My anxiety stems from the fact that nothing has changed significantly in the last month to justify this euphoric move.  We are still dealing with the overhang of Euro debt crisis and it's impact on emerging markets, internal policy logjam and Government's inaction, fiscal deficit, inflation (current levels seem unsustainable as seasonality factor looms large), CSO's (Central Statistics Office) latest growth projection of 6.9% for FY 2012 (India GDP was a much impressive 8.4% in 2010-11) and the list could go on. I don't want to sound like a naysayer; but this recovery has been so quick, I have trouble comprehending!

If we scratch the surface a bit more, we see recovery in industrial output, expanding manufacturing and service sectors, impending low interest rate regime and its positive impact on businesses and rupee's smart recovery - is a a turnaround  round the corner? Has the market got its instinct and timing right? 

Having spent close to couple of decades in (and trying to understand) markets, the one thing that I have learnt is, "market knows the best".  Financial markets are (said to be) efficient and prices in all information. Research shows that, when it comes to comprehending big picture of the economy,  market is more spot-on as it aggregates the information of millions of investors.  While we are fretting over statistics, is market (read group of investors) seeing a different and much better picture emerging? 

Is India about to shine again? Is the stock market and rupee rally likely to continue?  The answer is, I don't know.  The reality is, that  the assets are where they are today - rupee stronger, asian stock markets higher, gold well above 1700, euro (presently at 1.3275) defying fundamentals and Dow looking promising (a tad below 13k). 

So what do we do? Some thoughts till we market talk again next week:

(1) Market is reality, view is merely speculation
(2) If you want to gamble, Vegas may be a nice choice
(3) No one went broke booking profits 

Wednesday, February 1, 2012

How soon is EU breaking apart?

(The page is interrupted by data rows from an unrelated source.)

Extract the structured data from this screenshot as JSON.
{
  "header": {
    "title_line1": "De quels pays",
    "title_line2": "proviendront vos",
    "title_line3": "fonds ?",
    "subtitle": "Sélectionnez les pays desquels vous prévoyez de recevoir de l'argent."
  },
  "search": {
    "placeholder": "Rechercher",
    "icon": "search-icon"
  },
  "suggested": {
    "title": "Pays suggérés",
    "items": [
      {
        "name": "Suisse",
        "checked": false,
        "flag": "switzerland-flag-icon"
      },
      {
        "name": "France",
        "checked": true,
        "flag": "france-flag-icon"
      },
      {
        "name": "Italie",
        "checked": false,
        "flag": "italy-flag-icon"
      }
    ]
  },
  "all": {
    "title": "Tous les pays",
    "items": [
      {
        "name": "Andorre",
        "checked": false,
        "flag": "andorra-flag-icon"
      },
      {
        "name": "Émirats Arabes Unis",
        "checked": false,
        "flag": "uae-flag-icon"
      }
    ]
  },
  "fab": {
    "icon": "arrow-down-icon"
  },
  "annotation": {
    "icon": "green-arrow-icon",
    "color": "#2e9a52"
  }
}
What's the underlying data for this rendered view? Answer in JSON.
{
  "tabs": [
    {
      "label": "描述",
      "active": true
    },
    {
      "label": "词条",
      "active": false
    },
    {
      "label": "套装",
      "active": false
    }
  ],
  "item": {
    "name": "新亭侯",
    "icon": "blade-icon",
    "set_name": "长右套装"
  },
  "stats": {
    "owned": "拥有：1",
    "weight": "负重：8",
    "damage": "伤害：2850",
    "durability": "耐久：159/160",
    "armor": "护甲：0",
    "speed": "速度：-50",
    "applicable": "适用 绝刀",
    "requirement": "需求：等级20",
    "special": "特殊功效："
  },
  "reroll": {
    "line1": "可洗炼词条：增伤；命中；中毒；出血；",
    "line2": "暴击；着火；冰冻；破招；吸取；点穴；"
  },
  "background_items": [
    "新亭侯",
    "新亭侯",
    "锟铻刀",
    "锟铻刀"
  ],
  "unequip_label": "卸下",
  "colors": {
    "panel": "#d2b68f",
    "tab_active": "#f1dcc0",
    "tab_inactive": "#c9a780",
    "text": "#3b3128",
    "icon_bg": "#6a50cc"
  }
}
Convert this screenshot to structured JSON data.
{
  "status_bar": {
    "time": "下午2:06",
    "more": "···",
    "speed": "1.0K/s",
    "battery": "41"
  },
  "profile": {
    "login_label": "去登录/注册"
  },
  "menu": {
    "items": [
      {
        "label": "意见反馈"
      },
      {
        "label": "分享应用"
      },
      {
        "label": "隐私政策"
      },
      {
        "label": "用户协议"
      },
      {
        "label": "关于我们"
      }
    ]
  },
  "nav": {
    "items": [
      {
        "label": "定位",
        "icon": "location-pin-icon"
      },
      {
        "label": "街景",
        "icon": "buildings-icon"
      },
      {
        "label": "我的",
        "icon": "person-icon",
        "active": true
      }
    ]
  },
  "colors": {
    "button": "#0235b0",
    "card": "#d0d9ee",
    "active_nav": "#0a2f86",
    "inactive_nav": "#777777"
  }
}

Another EU summit was concluded earlier this week and an important agreement (?) was reached.  New pact tightens the leash on fiscal policy in Euro zone countries; deficits should be no more than 0.5% of  GDP and the Governments would have to pledge to maintain balanced budgets into their constitutions. Violators could now be sanctioned by the European court of  Justice. This fiscal discipline is intended to keep the pressure on Italy, Spain, Greece and other troubled countries. EU leaders have agreed to bring out the EU's permanent bailout fund ahead of schedule; there are also talks of spurring growth and creating jobs.

However, there are some nagging concerns (1) there is no talk of increase in size of the bailout fund, which seems necessary to build strong firewalls against defaults (2) with austerity measures (tax hikes and reduction in budget spending), growth could be a big challenge (3) unemployment in the region is already at euro-era high; if growth prospect looks bleak, job creation looks bleaker (4) clarity is missing as to what this fiscal pact would do to address euro zone's debt problem today (5) Austerity led reform may not necessarily be the way forward - Portuguese which has been earnestly trying to implement reforms has not gone very far (it's 10 year T-bills yield is around 16%!!!) and may soon be lining up for a second bailout.

Fact remains that, there is going to be no easy way out.  Even though there is no assured prize (read no risk of default) for implementing and practicing austerity, troubled European countries are not left with much choice.  Germany's Chancellor Merkel is pushing  EU members to bring about fiscal discipline first for she knows that some of the nations would simply not pursue meaningful reforms once / if they got bailed out of their debt crisis.  

It is also a fact that fiscal pact that is being doctored is no remedy for current crisis;  some of the economies need much stronger boosters.  In the absence of willingness to address this economic reality, no amount of fiscal convergence and economic / political reforms would help.  A classic catch 22 situation.  It looks like some of these debt laden countries will exit the union sooner than we think!